> **TASK OBJECTIVE**:
The full set of records must be returned exactly, character for character.

-- Opening Marker --

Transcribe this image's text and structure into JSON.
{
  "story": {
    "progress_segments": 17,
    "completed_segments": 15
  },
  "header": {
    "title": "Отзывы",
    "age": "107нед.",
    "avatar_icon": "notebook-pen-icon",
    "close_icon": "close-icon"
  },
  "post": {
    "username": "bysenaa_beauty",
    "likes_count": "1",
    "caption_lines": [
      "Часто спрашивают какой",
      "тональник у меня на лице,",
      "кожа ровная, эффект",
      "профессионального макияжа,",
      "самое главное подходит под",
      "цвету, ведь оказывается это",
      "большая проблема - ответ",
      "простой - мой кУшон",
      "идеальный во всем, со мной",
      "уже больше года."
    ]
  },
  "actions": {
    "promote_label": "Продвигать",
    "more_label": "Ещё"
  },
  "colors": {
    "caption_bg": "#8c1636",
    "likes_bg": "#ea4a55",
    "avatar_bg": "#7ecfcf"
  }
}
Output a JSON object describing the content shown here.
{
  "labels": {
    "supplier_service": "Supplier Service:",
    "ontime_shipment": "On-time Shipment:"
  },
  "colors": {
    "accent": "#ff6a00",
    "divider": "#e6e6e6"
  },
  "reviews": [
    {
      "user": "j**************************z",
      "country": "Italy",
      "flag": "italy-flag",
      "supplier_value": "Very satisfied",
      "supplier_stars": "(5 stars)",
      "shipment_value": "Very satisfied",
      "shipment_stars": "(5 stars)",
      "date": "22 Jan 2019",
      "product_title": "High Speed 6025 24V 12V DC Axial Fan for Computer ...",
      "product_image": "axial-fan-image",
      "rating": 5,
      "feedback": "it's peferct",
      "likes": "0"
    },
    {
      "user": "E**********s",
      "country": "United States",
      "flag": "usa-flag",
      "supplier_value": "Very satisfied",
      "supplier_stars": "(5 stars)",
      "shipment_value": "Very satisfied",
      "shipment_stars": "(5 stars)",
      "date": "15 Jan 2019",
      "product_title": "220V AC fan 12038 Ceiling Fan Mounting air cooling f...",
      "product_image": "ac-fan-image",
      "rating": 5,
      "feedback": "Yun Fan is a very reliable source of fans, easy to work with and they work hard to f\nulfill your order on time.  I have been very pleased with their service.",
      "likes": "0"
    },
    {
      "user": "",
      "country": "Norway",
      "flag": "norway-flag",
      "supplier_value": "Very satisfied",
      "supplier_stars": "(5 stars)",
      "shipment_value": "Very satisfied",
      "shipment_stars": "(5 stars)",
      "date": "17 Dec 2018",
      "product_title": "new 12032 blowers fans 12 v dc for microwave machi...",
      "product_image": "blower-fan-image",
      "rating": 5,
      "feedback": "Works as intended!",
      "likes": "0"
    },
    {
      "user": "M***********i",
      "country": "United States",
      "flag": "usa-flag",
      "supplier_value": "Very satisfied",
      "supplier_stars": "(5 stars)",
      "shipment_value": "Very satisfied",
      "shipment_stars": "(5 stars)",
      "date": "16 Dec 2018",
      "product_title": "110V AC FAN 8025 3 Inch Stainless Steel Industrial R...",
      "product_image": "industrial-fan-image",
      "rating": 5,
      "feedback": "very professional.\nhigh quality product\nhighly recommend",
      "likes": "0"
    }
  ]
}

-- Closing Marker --

> **TASK SOLUTION**:
Transcribe this image's text and structure into JSON.
{
  "story": {
    "progress_segments": 17,
    "completed_segments": 15
  },
  "header": {
    "title": "Отзывы",
    "age": "107нед.",
    "avatar_icon": "notebook-pen-icon",
    "close_icon": "close-icon"
  },
  "post": {
    "username": "bysenaa_beauty",
    "likes_count": "1",
    "caption_lines": [
      "Часто спрашивают какой",
      "тональник у меня на лице,",
      "кожа ровная, эффект",
      "профессионального макияжа,",
      "самое главное подходит под",
      "цвету, ведь оказывается это",
      "большая проблема - ответ",
      "простой - мой кУшон",
      "идеальный во всем, со мной",
      "уже больше года."
    ]
  },
  "actions": {
    "promote_label": "Продвигать",
    "more_label": "Ещё"
  },
  "colors": {
    "caption_bg": "#8c1636",
    "likes_bg": "#ea4a55",
    "avatar_bg": "#7ecfcf"
  }
}
Output a JSON object describing the content shown here.
{
  "labels": {
    "supplier_service": "Supplier Service:",
    "ontime_shipment": "On-time Shipment:"
  },
  "colors": {
    "accent": "#ff6a00",
    "divider": "#e6e6e6"
  },
  "reviews": [
    {
      "user": "j**************************z",
      "country": "Italy",
      "flag": "italy-flag",
      "supplier_value": "Very satisfied",
      "supplier_stars": "(5 stars)",
      "shipment_value": "Very satisfied",
      "shipment_stars": "(5 stars)",
      "date": "22 Jan 2019",
      "product_title": "High Speed 6025 24V 12V DC Axial Fan for Computer ...",
      "product_image": "axial-fan-image",
      "rating": 5,
      "feedback": "it's peferct",
      "likes": "0"
    },
    {
      "user": "E**********s",
      "country": "United States",
      "flag": "usa-flag",
      "supplier_value": "Very satisfied",
      "supplier_stars": "(5 stars)",
      "shipment_value": "Very satisfied",
      "shipment_stars": "(5 stars)",
      "date": "15 Jan 2019",
      "product_title": "220V AC fan 12038 Ceiling Fan Mounting air cooling f...",
      "product_image": "ac-fan-image",
      "rating": 5,
      "feedback": "Yun Fan is a very reliable source of fans, easy to work with and they work hard to f\nulfill your order on time.  I have been very pleased with their service.",
      "likes": "0"
    },
    {
      "user": "",
      "country": "Norway",
      "flag": "norway-flag",
      "supplier_value": "Very satisfied",
      "supplier_stars": "(5 stars)",
      "shipment_value": "Very satisfied",
      "shipment_stars": "(5 stars)",
      "date": "17 Dec 2018",
      "product_title": "new 12032 blowers fans 12 v dc for microwave machi...",
      "product_image": "blower-fan-image",
      "rating": 5,
      "feedback": "Works as intended!",
      "likes": "0"
    },
    {
      "user": "M***********i",
      "country": "United States",
      "flag": "usa-flag",
      "supplier_value": "Very satisfied",
      "supplier_stars": "(5 stars)",
      "shipment_value": "Very satisfied",
      "shipment_stars": "(5 stars)",
      "date": "16 Dec 2018",
      "product_title": "110V AC FAN 8025 3 Inch Stainless Steel Industrial R...",
      "product_image": "industrial-fan-image",
      "rating": 5,
      "feedback": "very professional.\nhigh quality product\nhighly recommend",
      "likes": "0"
    }
  ]
}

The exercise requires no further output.